  • "The best laid plans never survive the first encounter with the enemy, so plan for the worst."
  • "There is always one more thing to do, so start doing them early."

The director of FEMA said on TV last night that they had proposed this situation two years ago, practiced it last year and were putting it into action this year...well, if this is an example of a 'successful' disaster exercise, people, we're screwed. It really is a fend for yourself situation and there isn't any need for FEMA or any of the other organizations that are in place that are supposed to help. Damn it, their lack of preparation and execution is pitiful and it's depressing to think that this is the best that we can do. If your hope in the our country isn't let

Slate.com Jack Schaffer. Race and Class. We, the media are ignoring the fac thta alomst all of the vicitims in LA are Black and Poor. Amen My brother. Many didn't or COULDN'T follow the evac orders. Where do they go, how do they go? What

--What role do race and class play in the Gulf Crisis? caffertyfile@cnn.com--

The good news is that the Congress and Senate are coming off of their vacation early to deal with the issue. *Whew* I need to find the quotes of the speaker of the house, I didn't think I could agree with this guy, but I just might in this case. He said something to the effect that it doesn't really make much sense to rebuild the city.
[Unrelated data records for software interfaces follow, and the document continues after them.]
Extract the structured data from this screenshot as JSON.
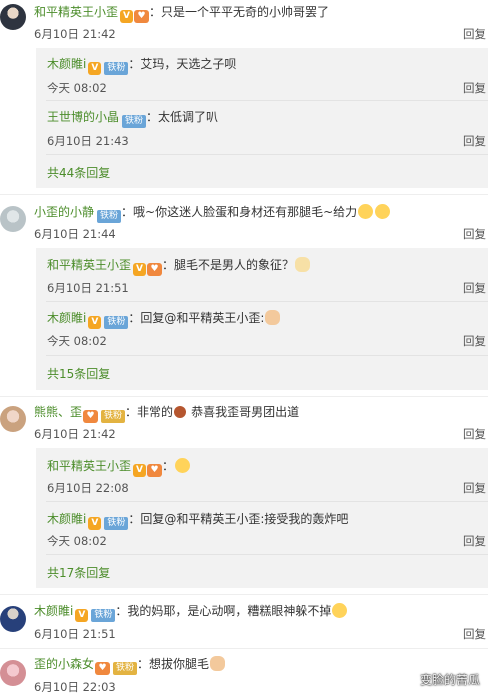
{
  "reply_label": "回复",
  "badges": {
    "v": "V",
    "heart": "♥",
    "fan": "铁粉",
    "fan_gold": "铁粉"
  },
  "comments": [
    {
      "user": "和平精英王小歪",
      "text": "只是一个平平无奇的小帅哥罢了",
      "time": "6月10日 21:42",
      "replies": [
        {
          "user": "木颜睢i",
          "text": "艾玛，天选之子呗",
          "time": "今天 08:02"
        },
        {
          "user": "王世博的小晶",
          "text": "太低调了叭",
          "time": "6月10日 21:43"
        }
      ],
      "more": "共44条回复"
    },
    {
      "user": "小歪的小静",
      "text": "哦~你这迷人脸蛋和身材还有那腿毛~给力",
      "time": "6月10日 21:44",
      "replies": [
        {
          "user": "和平精英王小歪",
          "text": "腿毛不是男人的象征？",
          "time": "6月10日 21:51"
        },
        {
          "user": "木颜睢i",
          "text": "回复@和平精英王小歪:",
          "time": "今天 08:02"
        }
      ],
      "more": "共15条回复"
    },
    {
      "user": "熊熊、歪",
      "text": "非常的",
      "text2": "恭喜我歪哥男团出道",
      "time": "6月10日 21:42",
      "replies": [
        {
          "user": "和平精英王小歪",
          "text": "",
          "time": "6月10日 22:08"
        },
        {
          "user": "木颜睢i",
          "text": "回复@和平精英王小歪:接受我的轰炸吧",
          "time": "今天 08:02"
        }
      ],
      "more": "共17条回复"
    },
    {
      "user": "木颜睢i",
      "text": "我的妈耶，是心动啊，糟糕眼神躲不掉",
      "time": "6月10日 21:51"
    },
    {
      "user": "歪的小森女",
      "text": "想拔你腿毛",
      "time": "6月10日 22:03"
    }
  ],
  "watermark": "变脸的苦瓜"
}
My take: A city that is on average seven feet below sea level, cities that are constantly destroyed by Hurricanes, cities that are on major fault lines and that shake to the ground on any frequent basis...um, don't freaking build shit there anymore. There are plenty of places in the US still untouched by natural disaster that are safe and available. That might be a good idea for the relocation planning people. let's spend some cash on settling people there instead of putting them back in houses that are going to flood again in within the next decade (the storms ARE getting worse, you know) and do something useful.

Anyone know the middle east stations for the LA, AL or MP nationl guard? It would sure be nice if they were back home guarding the nation, eh? Especially now that we need some help and some of our locations need some guarding.

things that I need to follow up on:
- How are the Tsunami struck areas faring X months later?
- How long did it take for help to get to the people to the point that living conditions were somewhat back to normal?
- How much of the relief money that we sent was used directly, and what organizations were best suited to use that money?

We need to see the people in LA being treated with compassion and respect. Most of the people in the area that are 'in control' don't necessarily have all (any?) of the answers, but compassion and respect will definitely go a long way to maintaining the peace. Also, figuring out a way to effectively communicate what is known to a large group of refugees might help. Restablishing enough electricity to use the monitors in the super dome (inside and out) might be a good start. Too, leaflet drops with schedules, maps and information would be useful. It's not like a little more litter would be a big deal at this point.

Posted by Chuck Charbeneau at September 1, 2005 10:03 AM
Comments